Vernacular names
• Deutsch: Baumwollkapselkäfer
• English: boll weevil
cotton boll weevil
• Español: picudo del algodonero
picudo del algodón
gorgojo de la cápsula del algodón
• Français: charançon américain de la capsule
anthonome du cotonnier
• Português: bicudo-do-algodão

Since 1978, the USDA Boll Weevil Eradication Program has succeeded in gradually eliminating the weevil from most of the cotton growing areas of the U.S.A., using pheromone traps, cultural methods (adjusting planting time and removing plant residues) and insecticide (mainly malathion) applications. Since 2012/13, the weevil survived in only a small area of southern Texas and operations mainly focused on monitoring efforts to confirm eradication, as well as on eliminating it from the remaining areas and from Mexico.
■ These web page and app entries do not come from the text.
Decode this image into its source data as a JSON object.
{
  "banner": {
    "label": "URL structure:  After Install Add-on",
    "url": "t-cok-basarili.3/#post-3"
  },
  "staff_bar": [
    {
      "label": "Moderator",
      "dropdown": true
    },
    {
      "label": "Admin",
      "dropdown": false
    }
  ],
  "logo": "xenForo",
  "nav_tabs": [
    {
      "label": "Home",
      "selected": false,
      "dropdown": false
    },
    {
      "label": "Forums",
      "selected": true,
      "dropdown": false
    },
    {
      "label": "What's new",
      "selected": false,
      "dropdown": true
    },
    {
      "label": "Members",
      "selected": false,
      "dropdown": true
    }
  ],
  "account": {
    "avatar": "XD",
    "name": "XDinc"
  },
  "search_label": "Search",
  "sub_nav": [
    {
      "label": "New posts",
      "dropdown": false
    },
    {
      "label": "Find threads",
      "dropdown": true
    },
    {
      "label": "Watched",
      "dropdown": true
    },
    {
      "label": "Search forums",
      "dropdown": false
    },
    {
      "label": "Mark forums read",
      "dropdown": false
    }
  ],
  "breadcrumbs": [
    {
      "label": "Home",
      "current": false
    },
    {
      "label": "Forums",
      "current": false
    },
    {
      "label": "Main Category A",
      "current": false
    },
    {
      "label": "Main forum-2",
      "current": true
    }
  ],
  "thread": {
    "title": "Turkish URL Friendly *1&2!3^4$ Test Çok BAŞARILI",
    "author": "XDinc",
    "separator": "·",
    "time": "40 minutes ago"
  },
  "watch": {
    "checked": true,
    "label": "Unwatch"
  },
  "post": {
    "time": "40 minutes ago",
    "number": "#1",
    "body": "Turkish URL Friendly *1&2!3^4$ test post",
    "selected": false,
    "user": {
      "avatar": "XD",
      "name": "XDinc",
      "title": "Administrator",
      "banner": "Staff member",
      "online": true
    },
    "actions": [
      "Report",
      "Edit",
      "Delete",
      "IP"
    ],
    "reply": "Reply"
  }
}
However, eradication in southern Texas and in Mexico has proven difficult since then.

The overwintering weevils emerge in spring, feed on young cotton foliage and lay their eggs on flower buds or cotton squares, one per bud/square. The larvae feed on the flower buds or developing bolls and new adults emerge after about 3 weeks under favourable conditions. There may be up to 10 generations in one season. Infested squares/bolls drop to the ground. The adults overwinter in leaf litter and crop residues. They are good fliers and can cover 50 km or more.

The adult is around 5-6 mm long with the rostrum being about half as long as the body. The colour varies and is mainly brownish or greyish. It is densely covered with gray hairs and the pronotum has a whitish line along the middle. The front femur is swollen with double-pointed teeth on the inner margin.

For details see the respective page in Wikipedia.